During a seminar at Stanford University, APS Past President Gordon Bower “began asking extraordinarily insightful and blunt questions,” recalls APS Fellow Stephen M. Kosslyn, Founding Dean and Chief Academic Officer of the School of Arts and Sciences, Minerva Schools at Keck Graduate Institute. “He was very quick on the uptake, very confident, and unusually assertive. At one point he interrupted the speaker … [but] another student came to the rescue, with a trenchant rejoinder to Gordon’s broadside. In fact, before Gordon was completely finished, the other grad student cut him off, and explained that there was another finding he was ignoring. Gordon listened carefully, head cocked to one side, nodded,” and agreed with the student’s remarks.
Many of Bower’s former students and collaborators note these two complimentary traits in their letters of support nominating him for the APS Mentor Award: He is challenging yet supportive, demanding yet understanding, candid yet caring. He possesses that rare mix of qualities that has endeared him to so many of his mentees, including several who did not officially work in his lab but whom he nevertheless took under his wing.
“Gordon was not my actual advisor during graduate school … but over the next several decades Gordon would come to play an important ‘mentor’ role in my life,” recalls APS Past President Elizabeth Loftus, Distinguished Professor of Social Ecology and Professor of Law and Cognitive Science at the University of California, Irvine. “His role grew so large that when I’m now asked which scientists were particularly important to my own career development, I invariably mention Gordon.”
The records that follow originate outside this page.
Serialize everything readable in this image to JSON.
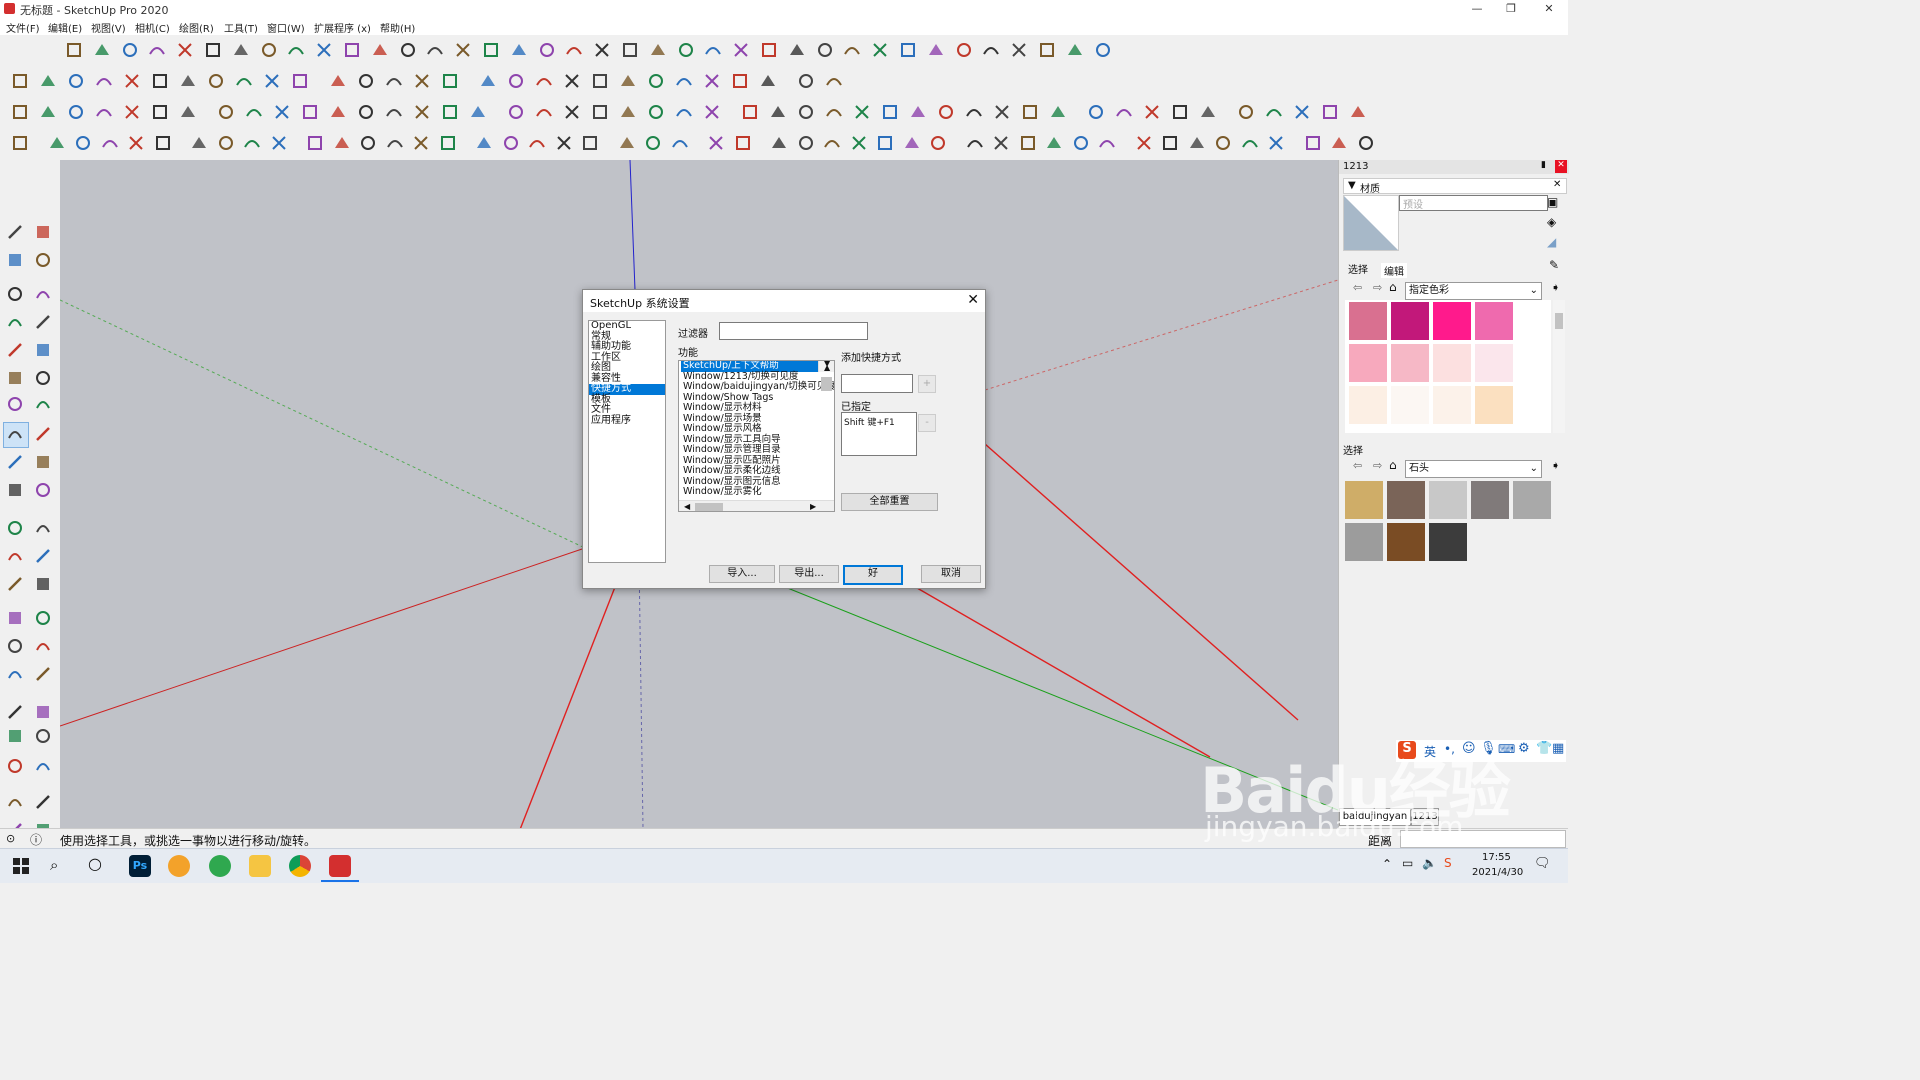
{
  "window": {
    "title": "无标题 - SketchUp Pro 2020",
    "controls": [
      "—",
      "❐",
      "✕"
    ]
  },
  "menu": [
    "文件(F)",
    "编辑(E)",
    "视图(V)",
    "相机(C)",
    "绘图(R)",
    "工具(T)",
    "窗口(W)",
    "扩展程序 (x)",
    "帮助(H)"
  ],
  "dialog": {
    "title": "SketchUp 系统设置",
    "categories": [
      "OpenGL",
      "常规",
      "辅助功能",
      "工作区",
      "绘图",
      "兼容性",
      "快捷方式",
      "模板",
      "文件",
      "应用程序"
    ],
    "selected_category": "快捷方式",
    "filter_label": "过滤器",
    "filter_value": "",
    "function_label": "功能",
    "functions": [
      "SketchUp/上下文帮助",
      "Window/1213/切换可见度",
      "Window/baidujingyan/切换可见度",
      "Window/Show Tags",
      "Window/显示材料",
      "Window/显示场景",
      "Window/显示风格",
      "Window/显示工具向导",
      "Window/显示管理目录",
      "Window/显示匹配照片",
      "Window/显示柔化边线",
      "Window/显示图元信息",
      "Window/显示雾化"
    ],
    "selected_function": "SketchUp/上下文帮助",
    "add_shortcut_label": "添加快捷方式",
    "add_button": "+",
    "assigned_label": "已指定",
    "assigned_value": "Shift 键+F1",
    "remove_button": "-",
    "reset_all": "全部重置",
    "import": "导入...",
    "export": "导出...",
    "ok": "好",
    "cancel": "取消"
  },
  "tray": {
    "header": "1213",
    "materials_title": "材质",
    "preset_placeholder": "预设",
    "tab_select": "选择",
    "tab_edit": "编辑",
    "library1": "指定色彩",
    "section2": "选择",
    "library2": "石头",
    "swatches1": [
      "#d97090",
      "#c2187a",
      "#ff1a8c",
      "#ef6aae",
      "#f7a9bd",
      "#f6b8c6",
      "#fce0e0",
      "#fbe6ec",
      "#fcefe4",
      "#fcf7f3",
      "#fcf2ea",
      "#fbe0c0"
    ],
    "swatches2": [
      "#cfad68",
      "#7a6458",
      "#c8c8c8",
      "#807a7a",
      "#a9a9a9",
      "#9c9c9c",
      "#7a4c24",
      "#3c3c3c"
    ]
  },
  "status": {
    "text": "使用选择工具，或挑选一事物以进行移动/旋转。",
    "distance_label": "距离"
  },
  "ime": {
    "lang": "英"
  },
  "tabs_bottom": {
    "tab1": "baidujingyan",
    "tab2": "1213"
  },
  "taskbar": {
    "time": "17:55",
    "date": "2021/4/30"
  },
  "watermark": {
    "line1": "Baidu经验",
    "line2": "jingyan.baidu.com"
  }
}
Professional advancement is not the only area in which Bower, Albert Ray Lang Professor of Psychology Emeritus at Stanford University, has been generous. He is mindful of his students’ personal needs as well.
Former student and APS Fellow Elizabeth Marsh, professor and associate chair of the Department of Psychology and Neuroscience at Duke University, recalls being nervous when Bower called her to his office one day. She relaxed once she realized the meeting was not about her research.
“He wanted to give me his scooter! Gordon knew that I did not drive, and he was concerned about my walking and biking home in the dark,” Marsh says. “It was one of the sweetest moments of my graduate school career.”
As encouraging and kind as Bower is, he is equally exacting and critical. He pushes his students to fine-tune their ideas and conduct rigorous research, working with them as equals in whose work he is personally invested. This means that “egos can be left by the door,” writes APS Fellow David A. Rosenbaum, Distinguished Professor of Psychology at University of California, Riverside. “Ribbing and good-natured teasing can go on, bespeaking trust. It’s your hypotheses and their predictions that are on the line, not your worth at every turn.”
Others expressed similar sentiments: Bower can be strict, but he never makes it personal. Through his critiques, he aims to help his students “tear the weak [ideas] to shreds in the search for a gem,” APS Fellow Lawrence W. Barsalou, University of Glasgow, explains. When they find that gem, Bower does all he can to help them polish and subsequently present it. Several letter writers emphasized how much it meant to them to have Bower attend their Psychonomic Society talks.
Rosenbaum recounts: “Gordon always went to all of his former students’ talks at Psychonomics. Even if you hadn’t seen or spoken to Gordon for a while, he would be there at your presentation, smiling and nodding no matter what, though he would also feel free to ask one of his zinger questions in the discussion period, always with a twinkle in his eye. He’d still want you to be able to think about the work critically.”
Many of Bower’s former students emphasize that he holds himself and his work to the same high standards. “Part of the mentoring went beyond assisting me in improving,” APS Fellow Alan M. Lesgold, Renée and Richard Goldman Dean of the School of Education, University of Pittsburgh, remembers. “Gordon modeled the importance of peer critique as well, asking for comments on his own writing and asking for suggestions about articles being reviewed for journals. That second-level mentoring may explain why so many of Gordon’s students have gone on to have decent research careers.”
In the end, perhaps APS Past President Walter Mischel, who described Bower at the beginning of an “Inside the Psychologist’s Studio” studio interview with him at the 21st APS Annual Convention, put it best: “For most distinguished psychologists, there’s usually a phrase or two, or three maybe — at most a paragraph — if you try to capture what they’re about [and] what their work is about. Most of us get characterized with a few simple phrases. It’s impossible with Gordon. Even three paragraphs, four paragraphs, aren’t going to capture either the person or the scientist. There’s a complexity to this guy that really is not reducible to the usual pigeonholes.”